In 1977 protesters occupied Bastion Point, after the announcement of a housing development on land once belonging to Ngāti Whātua. 506 days later police and army arrived en masse to remove them. This documentary examines the rich and tragic history of Bastion Point/ Takaparawhau — including how questionable methods were used to gradually take the land from Māori, while basic amenities were withheld from those remaining. The documentary features extensive interviews with protest leader Joe Hawke, and footage from seminal documentary Bastion Point Day 507.
As part of the radical 80s neoliberal reform of the public and corporate sector in New Zealand, many government-run assets were turned into state owned enterprises; some were sold off to foreign buyers. Screening on TV3, this 1991 film, written by Metro columnist Bruce Jesson, examines the controversial programme by asking “who owns this country and who controls it?”. Those answering range from businesspeople to politicians, academics, journalists, vox pops and critics of the ‘cashing-in’, from the Hamilton Jet family to UK environmentalist Teddy Goldsmith.

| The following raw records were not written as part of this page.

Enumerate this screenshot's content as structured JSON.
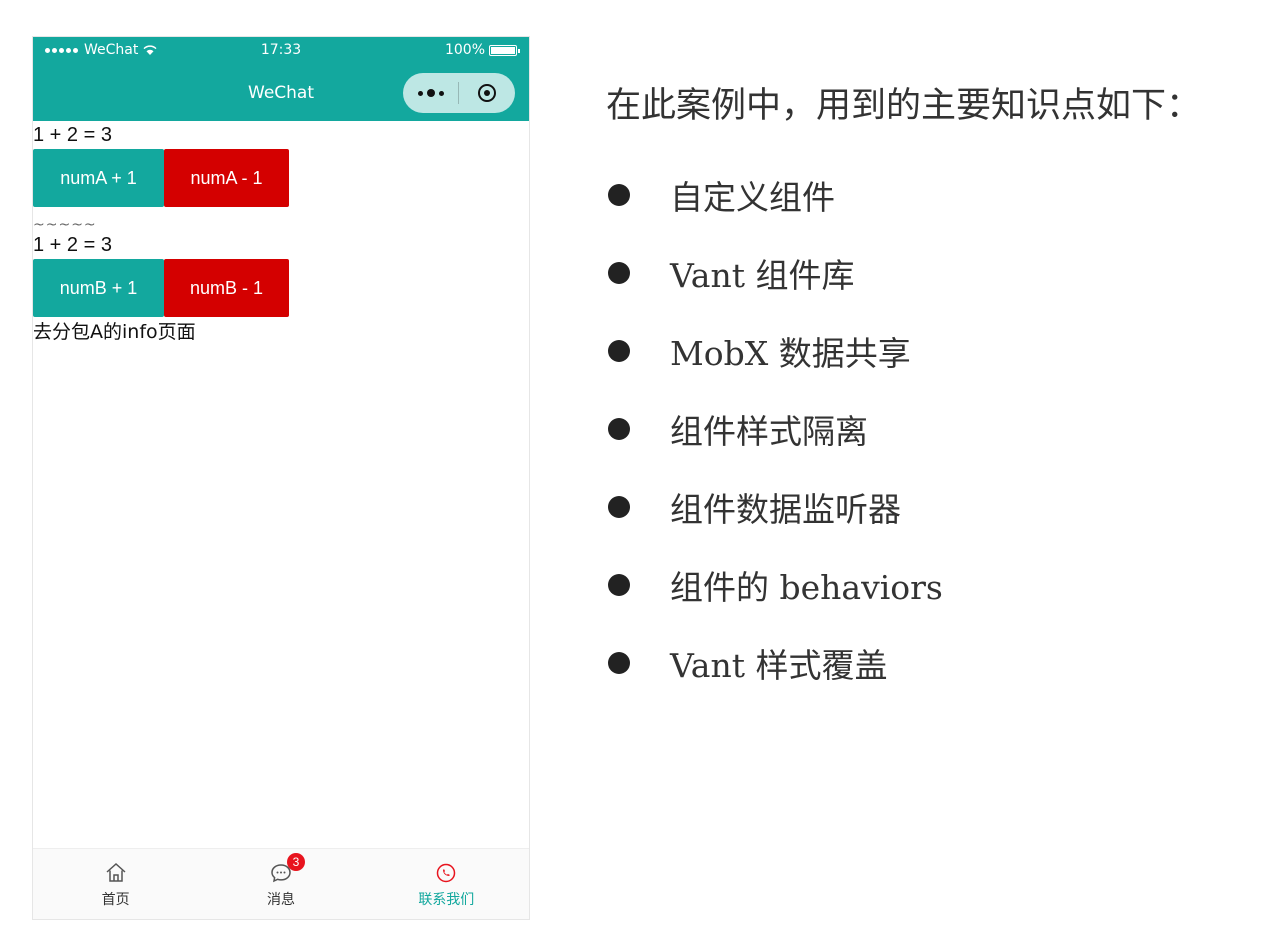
{
  "phone": {
    "status_bar": {
      "carrier": "WeChat",
      "time": "17:33",
      "battery": "100%"
    },
    "nav_bar": {
      "title": "WeChat"
    },
    "content": {
      "eq_a": "1 + 2 = 3",
      "btn_a_plus": "numA + 1",
      "btn_a_minus": "numA - 1",
      "separator": "~~~~~",
      "eq_b": "1 + 2 = 3",
      "btn_b_plus": "numB + 1",
      "btn_b_minus": "numB - 1",
      "link": "去分包A的info页面"
    },
    "tab_bar": {
      "tabs": [
        {
          "label": "首页",
          "icon": "home-icon"
        },
        {
          "label": "消息",
          "icon": "message-icon",
          "badge": "3"
        },
        {
          "label": "联系我们",
          "icon": "phone-icon",
          "active": true
        }
      ]
    },
    "colors": {
      "primary": "#13a89e",
      "danger": "#d40000",
      "badge": "#e8141e"
    }
  },
  "notes": {
    "heading": "在此案例中，用到的主要知识点如下：",
    "items": [
      "自定义组件",
      "Vant 组件库",
      "MobX 数据共享",
      "组件样式隔离",
      "组件数据监听器",
      "组件的 behaviors",
      "Vant 样式覆盖"
    ]
  }
}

Chef Cameron Petley was a fan favourite on the 2011 season of MasterChef New Zealand. In 2015 the Putaruru outdoorsman got his own Māori TV cooking show. The 20-part series saw down-home Cam (Tūhoe, Ngāti Ranginui) touring local markets and dining with whānau, providing tips for tasty kai. In this first episode he visits Avondale Markets with Dead Lands actor Lawrence Makoare, and heads home to shuck mussels, talk fusion food (mussel donuts!), and cook Makoare’s KFC (“kai for cuzzies”) fritters; in return he throws together a duck and watercress salad.
Bilingual Māori singer Ria Hall (Ngāi Te Rangi, Ngāti Ranginui, Te Whānau ā Apanui, Ngāti Porou, Ngāti Tūwharetoa, Waikato) was born in Tauranga and has a background in kapa haka. She fronted reggae band Hope Road and has been a live backing vocalist for Hollie Smith and Trinity Roots. Hall describes her own music as "roots/neo-soul". She sang the Rugby World Cup anthem at the 2011 opening ceremony; the following year her self-titled album was named album of the year at the NZ Music Awards.